Steve Berry, NYT Bestselling author, describes Saving Hope as “a tantalizing premise that toys with the most basic of emotions—a parent’s drive to save their child.”
In one of Siberia’s formerly closed cities, Alexandra Pavlova, an unemployed microbiologist, struggles to save her daughter’s life. When she turns to Vladimir, her oldest friend, for help, she’s drawn into Russia’s underworld. His business dealings with the Iranians come to the attention of Sergei Borisov, an FSB (formerly the KGB) agent. Alexandra finds herself joining forces with Sergei to stop the export of a deadly virus in a race to save both her daughter and the world.
Alexandra Pavlova jolted upright, her maternal senses snapping to alert. The garlic she’d placed about the room tinged each breath and settled on her tongue. From the overstuffed chair, she scanned the dark, finally focusing her attention on the small lump her daughter made under the pododeyalnik on the bed beside her. A shallow rasping sounded from below the linen coverlet.
She leaned forward from where she’d been keeping vigil and peeled back the blanket to caress Nadezhda’s forehead. For two days, she’d spoon-fed the girl warm broth and tea with honey and arranged garlic cloves to nurse her daughter through a bad cold. She stroked Nadezhda’s near-white curls from her thin face and yanked back her hand. The child’s skin had seared her fingers.
The girl cracked her eyes and winced. “Hot, Mommy. I’m hot.”
Her lids fluttered shut, and she drifted back into a too-deep sleep.
Alexandra bit her lip to stifle the cry. Her worst fear had been realized. Pneumonia. She knew the signs only too well after her mother’s own battle with the disease just a year ago.
As quickly and quietly as possible, she sped across the parquet hallway to her bedroom. In the doorway, she stopped and listened to Yuri’s steady breathing and compared it to their daughter’s ragged ones. She chewed her lip again as she debated whether to wake him. His recent unemployment had made his moods so unpredictable. She never knew whether he would lash out or cry in despair when he received bad news. A glance back to the other room determined her choice.
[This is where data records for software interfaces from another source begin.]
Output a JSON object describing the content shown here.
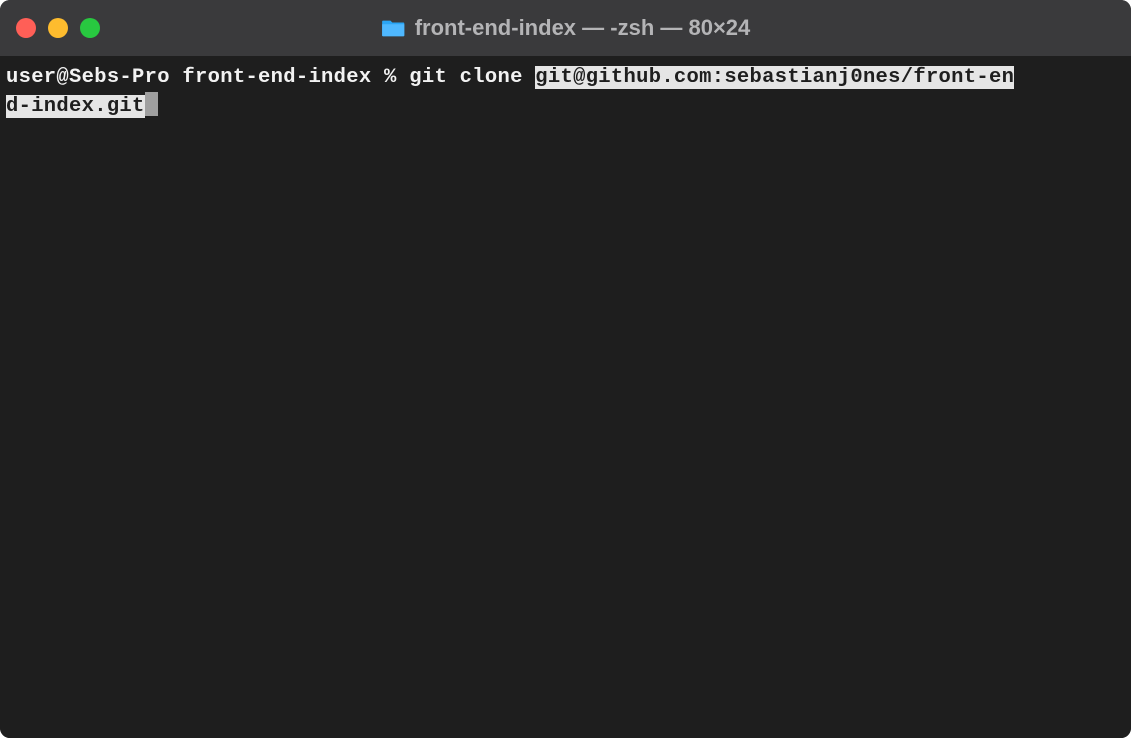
{
  "titlebar": {
    "folder_icon": "folder-icon",
    "title": "front-end-index — -zsh — 80×24"
  },
  "terminal": {
    "prompt": "user@Sebs-Pro front-end-index % ",
    "command": "git clone ",
    "highlighted_url_part1": "git@github.com:sebastianj0nes/front-en",
    "highlighted_url_part2": "d-index.git"
  }
}
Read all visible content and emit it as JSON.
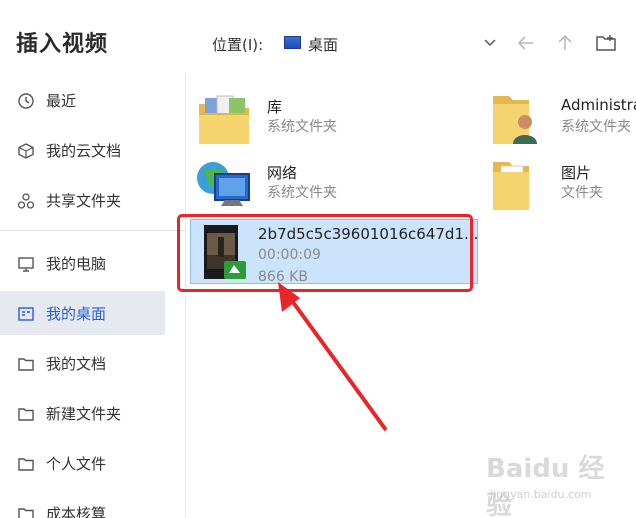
{
  "header": {
    "title": "插入视频",
    "location_label": "位置(I):",
    "location_value": "桌面"
  },
  "sidebar": {
    "items": [
      {
        "label": "最近",
        "icon": "clock-icon"
      },
      {
        "label": "我的云文档",
        "icon": "cloud-doc-icon"
      },
      {
        "label": "共享文件夹",
        "icon": "share-icon"
      },
      {
        "label": "我的电脑",
        "icon": "monitor-icon"
      },
      {
        "label": "我的桌面",
        "icon": "desktop-icon",
        "active": true
      },
      {
        "label": "我的文档",
        "icon": "folder-icon"
      },
      {
        "label": "新建文件夹",
        "icon": "folder-icon"
      },
      {
        "label": "个人文件",
        "icon": "folder-icon"
      },
      {
        "label": "成本核算",
        "icon": "folder-icon"
      }
    ]
  },
  "files": [
    {
      "name": "库",
      "type": "系统文件夹",
      "icon": "library-folder-icon"
    },
    {
      "name": "Administrat",
      "type": "系统文件夹",
      "icon": "user-folder-icon"
    },
    {
      "name": "网络",
      "type": "系统文件夹",
      "icon": "network-icon"
    },
    {
      "name": "图片",
      "type": "文件夹",
      "icon": "folder-icon"
    }
  ],
  "video": {
    "name": "2b7d5c5c39601016c647d1...",
    "duration": "00:00:09",
    "size": "866 KB",
    "icon": "video-thumbnail"
  },
  "watermark": {
    "text": "Baidu 经验",
    "sub": "jingyan.baidu.com"
  },
  "colors": {
    "accent": "#2a5fd4",
    "selection": "#cce4fb",
    "highlight": "#e8262a"
  }
}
At his side, she again paused before placing a hand on his shoulder. His thin frame, so like Nadezhda’s, rose and dropped rhythmically beneath it. She jiggled his shoulder.
He shuddered and squinted at her. “Alexandra?”
“It’s Nadezhda,” she said, her voice low, but urgent. “She needs to go to the hospital. Now.”
He frowned. “Are you sure it can’t wait until morning?”
She twisted her hands behind her back, reading his thoughts in the lines on his forehead. Since Viru-Preparat dismissed him from his research position six months ago, they’d lived on their savings and the meager benefits the government gave them for Nadezhda’s disability. Between her mother’s and their daughter’s illnesses, they knew all too well how the medical system worked under the new market economy—emergency room, doctors, medicine. Fees. Fees. Fees. Yuri had to be adding it all up in his head.
She checked over her shoulder to the other bedroom, recalling the rattle with each of her daughter’s breath, and shook her head. “Her lips are blue. I lost my mother last winter because we waited. We can’t risk it.”
His gaze fixed on hers. She clenched her fingers tighter, waiting his response. The area around his eyes softened. “Go. Meet me at the door.”